It’s hard to resist describing Tiffany & Co.’s new pop-up in Paris as a jewel box.
The petite and plush boutique at 34 Avenue Montaigne — its circular rooms laid out like a couple of engagement rings, or a drop earring — functions as a mini museum and calling card for the American firm’s fine and high jewelry, as only gold and diamond baubles are displayed and sold here.
The 650-square-foot space opened Saturday for a one-year residency. Previously it was occupied by Dior Joaillerie, which moved into the Dior megastore across the street earlier this year.
Among the most eye-catching features in the space are a trio of came-glass Tiffany lamps; a round “engagement hub” twinkling with high-carat rings clenched in turquoise “Marry Me” boxes, and two blue, minimalist paintings by Richard Prince from 2004 and 2005 with Tiffany ads plastered in the upper right-hand corner, just as they appeared daily in The New York Times for decades until recently.
Visitors alight upon the archives, displayed under pyramids of glass or in cases embedded into walls that flash with digital imagery and historical information. The eye goes to a jewelry set made of densely piled pearls — an unsigned design from back in the day when Tiffany & Co. cofounders Charles Lewis Tiffany and J. B. Young were selling fancy goods on Broadway in New York City — and to a spectacularly detailed gold charm depicting the Arc de Triomphe.
Exceptional pieces by George Paulding Farnham, Tiffany’s chief jewelry designer from 1885 to 1908, are also on display, including an enamel orchid brooch and a baroque perfume bottle in gold, rock crystal and precious gemstones. Card cases and cigarette boxes mingle with elaborate jewels, recalling La Belle Époque in France, while midcentury designs by Jean Schlumberger, including the famous Bird on a Rock brooch, point to Tiffany’s modernity.
Cue the second room, showcasing a host of collections launched since luxury conglomerate LVMH Moët Hennessy Louis Vuitton took control of Tiffany in December 2020. These include the Tiffany City HardWear and Tiffany Knot collections, which are displayed along with the T1 and Victoria ranges, plus designs by the late Elsa Peretti and select high jewelry pieces.
Retail prices posted for the items on display range from about 1,950 euros to 290,000 euros, and go higher for emerald rings and exceptional necklaces in white and yellow diamonds. Window displays are given over entirely to high jewelry items, emblematic of LVMH’s strategy to refocus and grow Tiffany’s many jewelry pillars.
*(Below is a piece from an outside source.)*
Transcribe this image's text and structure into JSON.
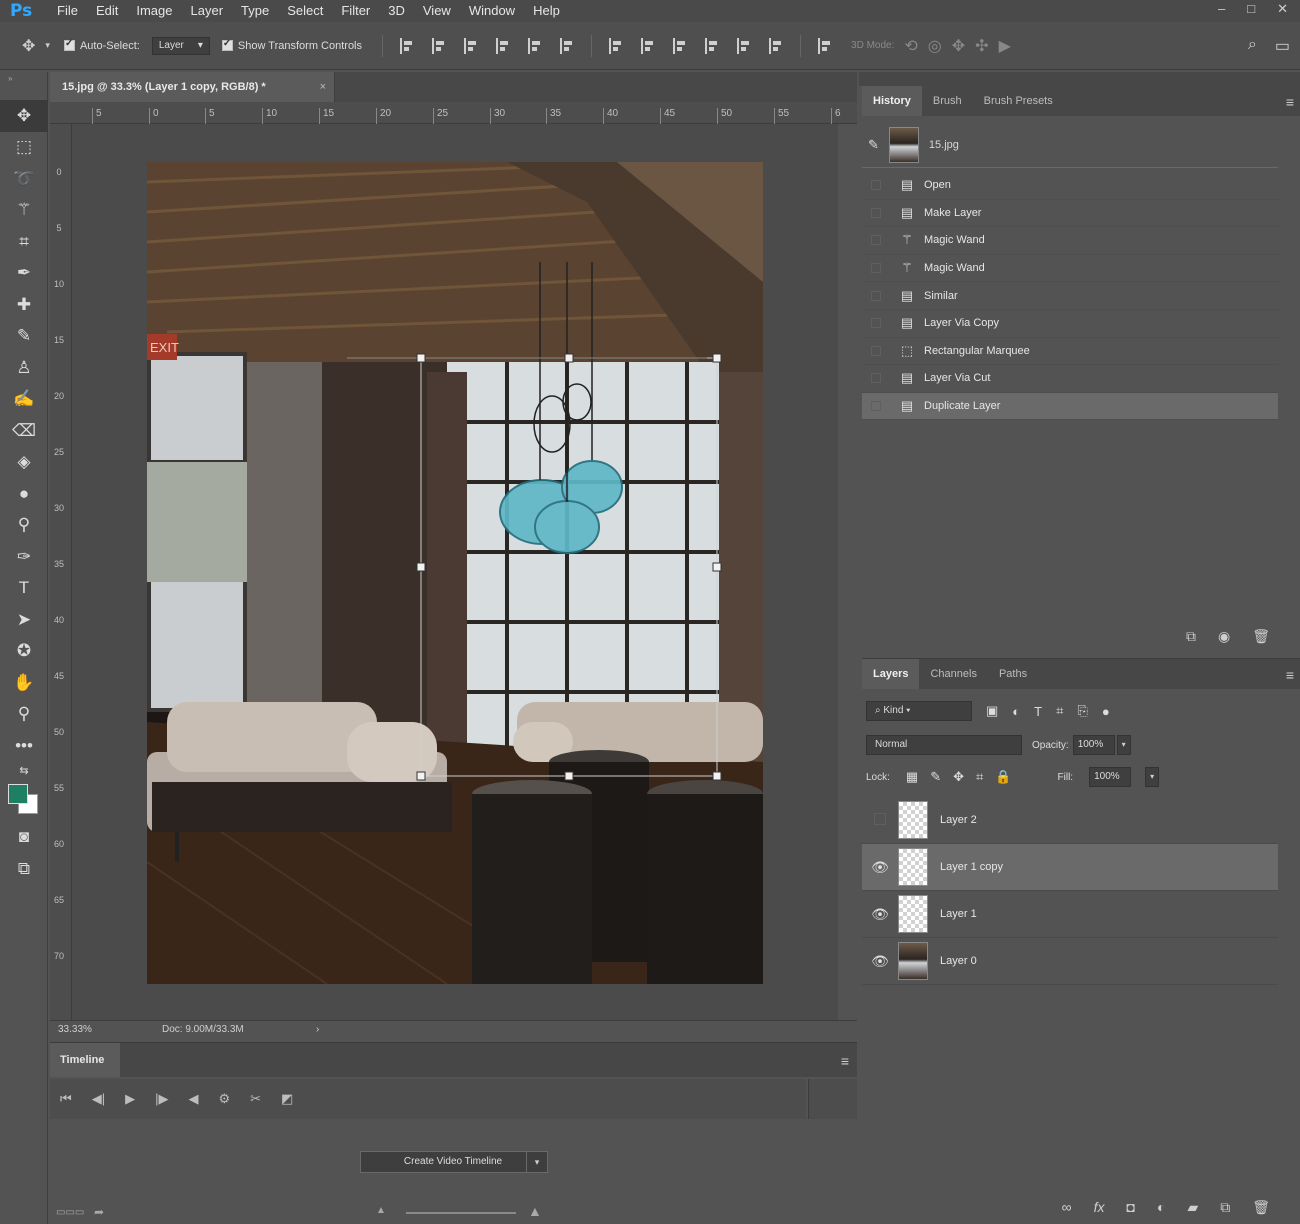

The pop-up culminates with a compact VIP salon complete with a small banquette, consultation desk and the historical pièce de résistance: an original catalogue from the 1887 auction of the French Crown Jewels, a significant portion of which were purchased by Charles Lewis Tiffany.
Indeed, the entire pop-up represents “a modern embodiment” of the nearly 200-year-old relationship between Tiffany and Paris, according to Anthony Ledru, the American jeweler’s chief executive officer. “It represents an innovative approach to Parisian shopping and a forward-thinking vision of experiential retail,” he said.
The Office for Metropolitan Architecture, whose partners include Rem Koolhaas, designed the temporary Tiffany unit, which brings to seven the number of retail showcases in the French capital.
In addition to its flagships on Rue de la Paix and the Avenue des Champs-Élysées, Tiffany boasts shops-in-shop in Galeries Lafayette, Printemps, Samaritaine and Le Bon Marché. The latter opened last November with a new decor the company described as “refined, warm and feminine.”
Tiffany’s ties to Paris stretch back to 1841 when Young came to the French capital on a buying trip. He and the cofounder would go on to open a buying office on the Rue de Richelieu in 1850, and display Tiffany creations at universal exhibitions.
Professor and author Alba Cappellieri is to curate a rotating selection of historic jewels and objects throughout the retail residency, Tiffany noted.